*** Opening Entries shown ***
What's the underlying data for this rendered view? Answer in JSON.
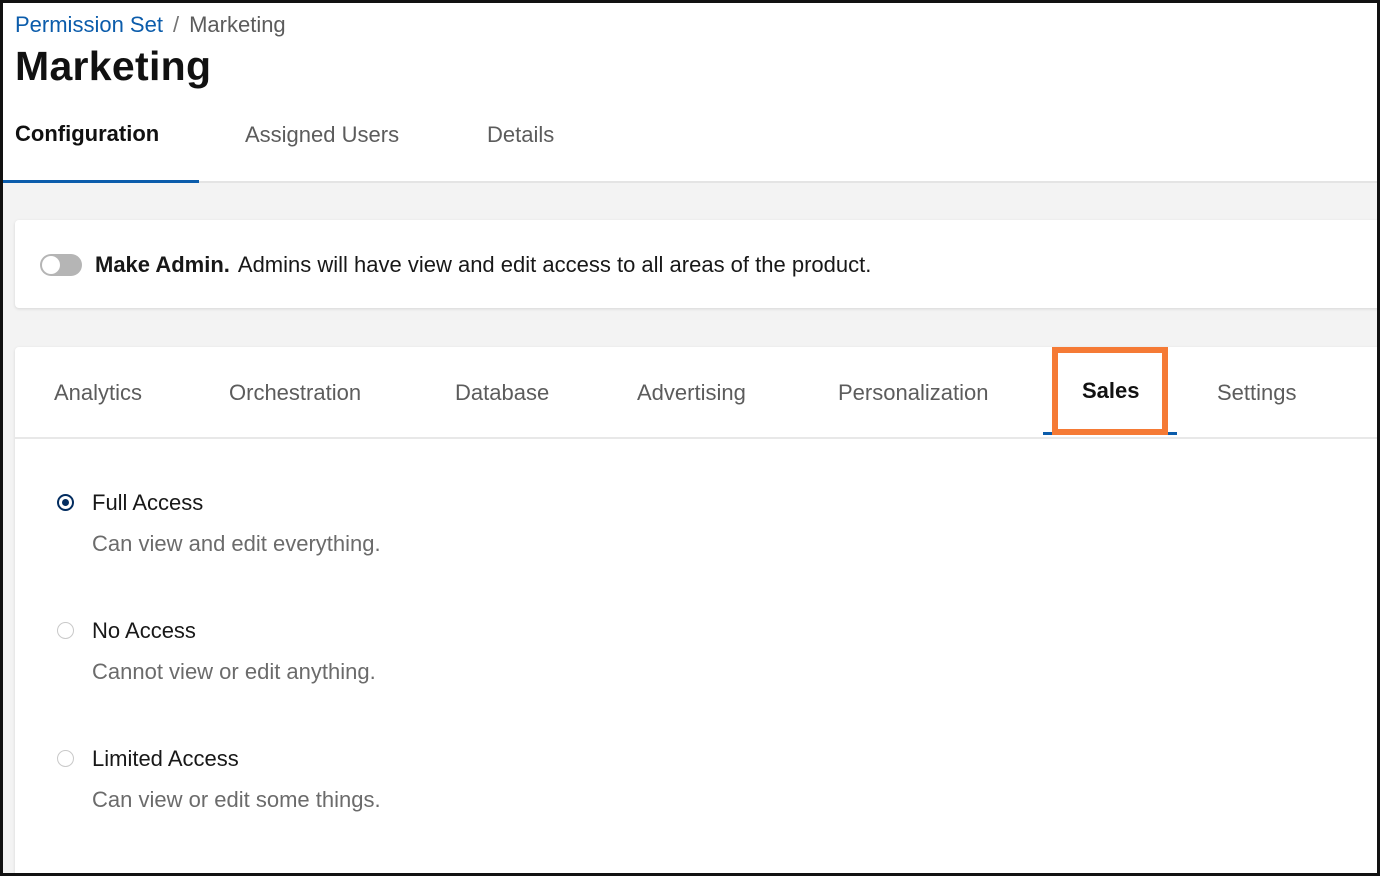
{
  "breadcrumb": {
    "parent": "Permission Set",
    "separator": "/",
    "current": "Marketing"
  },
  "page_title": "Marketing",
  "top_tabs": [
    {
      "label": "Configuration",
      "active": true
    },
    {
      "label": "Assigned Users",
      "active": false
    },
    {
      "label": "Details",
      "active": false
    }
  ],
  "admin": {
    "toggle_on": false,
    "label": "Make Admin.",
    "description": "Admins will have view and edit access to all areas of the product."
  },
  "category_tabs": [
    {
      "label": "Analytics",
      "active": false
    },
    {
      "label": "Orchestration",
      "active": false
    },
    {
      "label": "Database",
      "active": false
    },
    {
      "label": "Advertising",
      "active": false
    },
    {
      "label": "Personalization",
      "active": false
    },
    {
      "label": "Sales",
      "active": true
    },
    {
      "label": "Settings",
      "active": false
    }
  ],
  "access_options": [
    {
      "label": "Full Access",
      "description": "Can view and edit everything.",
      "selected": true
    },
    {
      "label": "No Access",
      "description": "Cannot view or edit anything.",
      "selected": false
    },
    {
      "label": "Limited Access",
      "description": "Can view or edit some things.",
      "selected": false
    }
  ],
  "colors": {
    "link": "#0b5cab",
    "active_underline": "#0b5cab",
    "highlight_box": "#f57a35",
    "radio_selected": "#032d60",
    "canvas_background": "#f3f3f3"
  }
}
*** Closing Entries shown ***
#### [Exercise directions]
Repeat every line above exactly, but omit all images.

#### [Solution]
What's the underlying data for this rendered view? Answer in JSON.
{
  "breadcrumb": {
    "parent": "Permission Set",
    "separator": "/",
    "current": "Marketing"
  },
  "page_title": "Marketing",
  "top_tabs": [
    {
      "label": "Configuration",
      "active": true
    },
    {
      "label": "Assigned Users",
      "active": false
    },
    {
      "label": "Details",
      "active": false
    }
  ],
  "admin": {
    "toggle_on": false,
    "label": "Make Admin.",
    "description": "Admins will have view and edit access to all areas of the product."
  },
  "category_tabs": [
    {
      "label": "Analytics",
      "active": false
    },
    {
      "label": "Orchestration",
      "active": false
    },
    {
      "label": "Database",
      "active": false
    },
    {
      "label": "Advertising",
      "active": false
    },
    {
      "label": "Personalization",
      "active": false
    },
    {
      "label": "Sales",
      "active": true
    },
    {
      "label": "Settings",
      "active": false
    }
  ],
  "access_options": [
    {
      "label": "Full Access",
      "description": "Can view and edit everything.",
      "selected": true
    },
    {
      "label": "No Access",
      "description": "Cannot view or edit anything.",
      "selected": false
    },
    {
      "label": "Limited Access",
      "description": "Can view or edit some things.",
      "selected": false
    }
  ],
  "colors": {
    "link": "#0b5cab",
    "active_underline": "#0b5cab",
    "highlight_box": "#f57a35",
    "radio_selected": "#032d60",
    "canvas_background": "#f3f3f3"
  }
}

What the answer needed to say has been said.